  • If anyone stumbled at the foot of a grave - it was considered bad luck and if you were unfortunate enough to actually fall and touch the ground, death would most likely occur within the year
  • If a magpie came to your front door and looked at you  - this signaled death and could not be averted
  • Black cats, a girls whisteling or a crowing hen all signaled bad luck
  • If you kill a robin you will never see or have good luck
  • A wagtail near your house equals bad luck
  • It is unlucky to accept a lock of hair from a lover
  • It is unlucky if a hare crosses your path before sunrise
  • Friday is the most unlucky day to move house, start a business or take a trip
  • Never put shoes on a table or you will be sure to have bad luck
  • A broken mirror means seven years bad luck
  • It is bad luck for a fisherman to keep the first salmon of the season
  • You must never walk under a ladder
  • You must never open an umbrella in the house
  • Handing someone a knife is bad luck
  • Two people washing their hands in the same sink at the same time means disaster
  • Red haired women were considered most unlucky
This is just some of the many superstitions that have been told in Ireland. There are many many more, more than I will ever be able to write.  Most are far fetched and yet some are based on commen sense, for example if a piece of food dropped to the floor, it was to be left untouched, for the faery folk/the good people and it was them who knocked it from your hand - although that may seem far fetched, at the time hygene standards would have been poor and it would have been difficult to persuade a hungry person not to retrieve the food on the basis that it may not be clean - but very few people would have taken something back from the good people, as they were referred to.
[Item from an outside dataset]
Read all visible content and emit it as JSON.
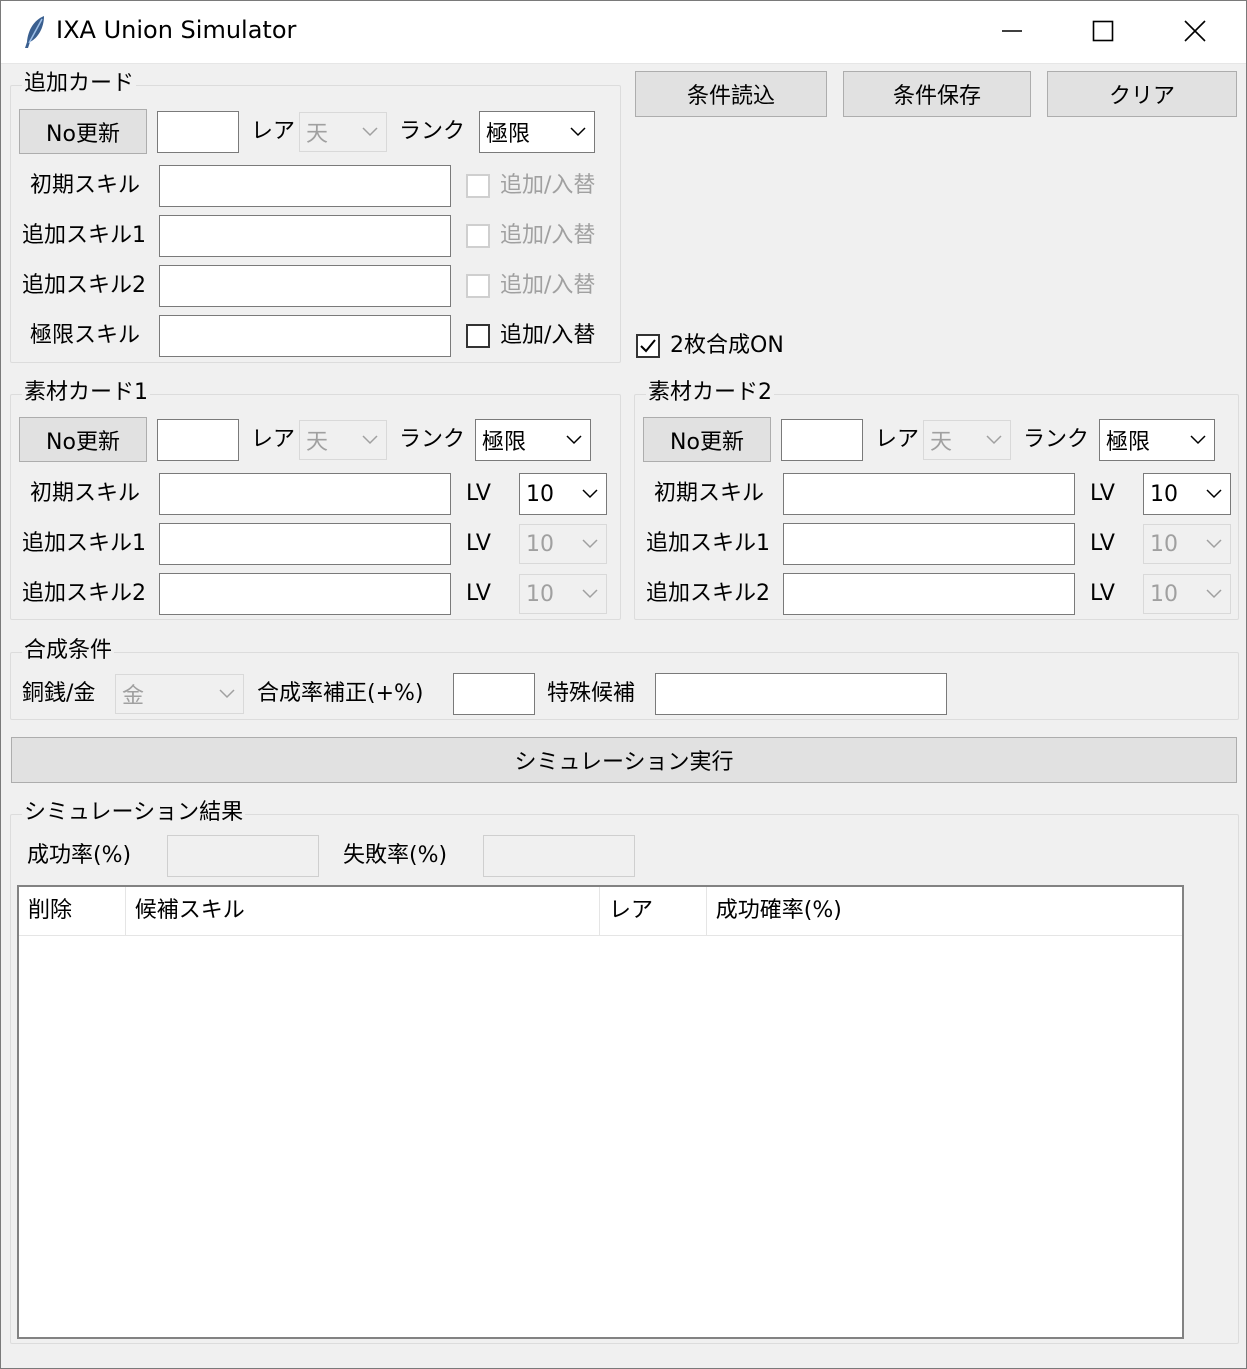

Newgrange - Bru na Boinne

Newgrange is a stone age passage tomb situated in the Boyne valley. It is over 5000 years old and is even older than stonehenge in England. It is actually even older than the great pyramid of Giza in Egypt!
Newgrange was built during the Neolithic or New Stone age and was built by a farming community.  It can only be visited by guided tour from the Bru na Boinne visitor center and can be completely booked out for long periods.
It is an ancient temple with spiritual and ceremonial importance and has been declared a World Heritage site by UNESCO.

The Winter Solstice

At dawn from the 19th to the 23rd of December a narrow beam of light penetrates a roof box in the cruciform chamber of Newgrange and reaches the chamber floor slowly extending to the rear of the passage creating amazing illuminations that last about 17 minutes.  Visitors wait in the dawn darkness to catch this yearly occurance.  Newgrange brings over 200,000 visitors a year.

Myths about Newgrange

It is said that Newgrange is the buriel place of Lugh Lamhfada, the spiritual father of mythical hero Cuchulainn. It is also said to be the place he was conceived by his mother Dechtine.

Traditional Irish Jewellery - rings

Irish Jewellery

The Claddagh ring is one of the most popular pieces of traditional jewellery, dating back over 300 years.  The ring shows hands holding a heart and the meaning of the ring is friendship, love and loyalty. 
Claddagh rings are traditionally used as wedding rings, friendship rings, engagement rings and are also very popular as mothers day gifts. They make an ideal gift for anybody and almost every Irish woman has owned one from a young age as they are often given on a girls 16th birthday.

The basic meaning for the Claddagh ring is Love and loyalty forever.

Womens Claddagh birthstone ring

Women's Claddagh Birthstone Rings - Sterling Silver

Women's Mo Anam Cara-My Soul Mate - 14 Kt. Gold Ring

Women's Mo Anam Cara-My Soul Mate - 14 Kt. Gold Ring

Celtic charm womens ring

Women's A Ring of Celtic Charm